California's fragile gasoline market will be strengthened by the addition of almost one million barrels of crude oil storage capacity, California Attorney General Bill Lockyer announced. It's part of an enforcement settlement that resolves antitrust objections to Valero's $2.8 billion acquisition of Kaneb.

"Lack of storage has been a significant contributing factor to the dysfunction that afflicts California's gasoline market and the exorbitant prices suffered by this state's drivers," said Lockyer.

"By increasing storage capacity, this settlement will help stabilize the market in Northern California and benefit motorists by providing a buffer against supply shortages and price hikes."

Under the agreement, Valero must construct at its Benicia refinery crude oil storage tanks with a total capacity of 900,000 barrels. To further address concerns the merger would have anti-competitive effects and harm consumers, the settlement also requires Valero to sell gasoline and petroleum terminal facilities in Martinez and Richmond currently owned by Kaneb.

Additionally, the settlement requires Valero to agree to terminate its lease of crude oil storage tanks at the Martinez terminal, and remove the oil held in those tanks. The tanks have a combined capacity of 1 million barrels. Valero will transfer the oil now stored at Martinez to the new Benicia tanks.

Valero must complete construction of the Benicia tanks no later than three years following its sale of the Martinez terminal and the new owner's decision to terminate the current tank lease, or May 31, 2011, whichever comes first.

The effect of the settlement's storage provisions will be to add 900,000 barrels of capacity to the system and free up for use by third parties 1 million barrels of capacity now controlled by Valero.
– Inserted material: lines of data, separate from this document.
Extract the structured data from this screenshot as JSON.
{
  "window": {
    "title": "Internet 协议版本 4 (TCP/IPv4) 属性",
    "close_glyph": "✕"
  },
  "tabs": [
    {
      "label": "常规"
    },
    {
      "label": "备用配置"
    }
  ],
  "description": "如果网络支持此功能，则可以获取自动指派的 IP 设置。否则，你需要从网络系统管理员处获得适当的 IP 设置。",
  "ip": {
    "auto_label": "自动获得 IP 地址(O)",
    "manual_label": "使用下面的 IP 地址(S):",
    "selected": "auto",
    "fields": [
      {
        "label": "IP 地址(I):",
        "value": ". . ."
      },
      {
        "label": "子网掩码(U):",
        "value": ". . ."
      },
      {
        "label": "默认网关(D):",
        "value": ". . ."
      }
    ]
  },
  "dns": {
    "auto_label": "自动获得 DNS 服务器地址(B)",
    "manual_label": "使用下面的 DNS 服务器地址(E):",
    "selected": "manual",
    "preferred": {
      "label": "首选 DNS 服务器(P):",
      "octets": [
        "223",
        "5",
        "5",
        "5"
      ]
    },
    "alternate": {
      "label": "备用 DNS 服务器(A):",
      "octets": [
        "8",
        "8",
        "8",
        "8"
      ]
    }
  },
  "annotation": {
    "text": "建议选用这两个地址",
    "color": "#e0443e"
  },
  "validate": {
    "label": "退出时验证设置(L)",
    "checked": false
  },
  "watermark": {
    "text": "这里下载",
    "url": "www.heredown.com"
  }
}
The settlement's terms are contained in a consent decree Lockyer will file today in U.S. District Court for the Northern District of California. The settlement resolves a lawsuit, also to be filed today by Lockyer, that alleges the merger would lessen competition and restrain trade in violation of federal antitrust laws known as the Clayton Act and Sherman Act.

The Federal Trade Commission (FTC), to remove its objection to the acquisition, today announced its approval of a settlement similar to California's, but which requires only the sale of the Martinez and Richmond terminals. The court must approve the California agreement.

Lockyer said the increased storage capacity provided by the settlement should facilitate more gasoline production, increase supply and, as a result, help control prices. As the consent decree states, "The purpose of the provisions ... is to maximize motor fuel production and to create incentives for further investment in Northern California's infrastructure for crude oil and petroleum products ..."

The sale formally called divestiture of the Martinez and Richmond terminals must be completed within six months following the merger's effective date. If Valero fails to meet that deadline, the settlement allows Lockyer to appoint a trustee to complete the divestiture.

Terminals receive and store gasoline and other light petroleum products, and provide facilities to redistribute the products via pipelines, sea vessels or trucks. They also receive, store and redeliver bulk quantities of crude oil.

Additionally, they provide facilities for handling and injecting gasoline additives including ethanol. Valero and Kaneb directly compete in the Northern California terminal services market. Kaneb owns the Martinez and Richmond terminals, as well as two more in Selby and Stockton. Valero, meanwhile, operates its own terminal at its Benicia refinery.

Importantly, Kaneb's terminals are the only non-refiner-owned terminals accessible to both marine imports and the Kinder Morgan (KM) pipeline system. The KM pipeline is the only common carrier system that serves the interior of Northern California, making it the sole means of economically shipping gasoline to Northern California terminals outside the Bay Area.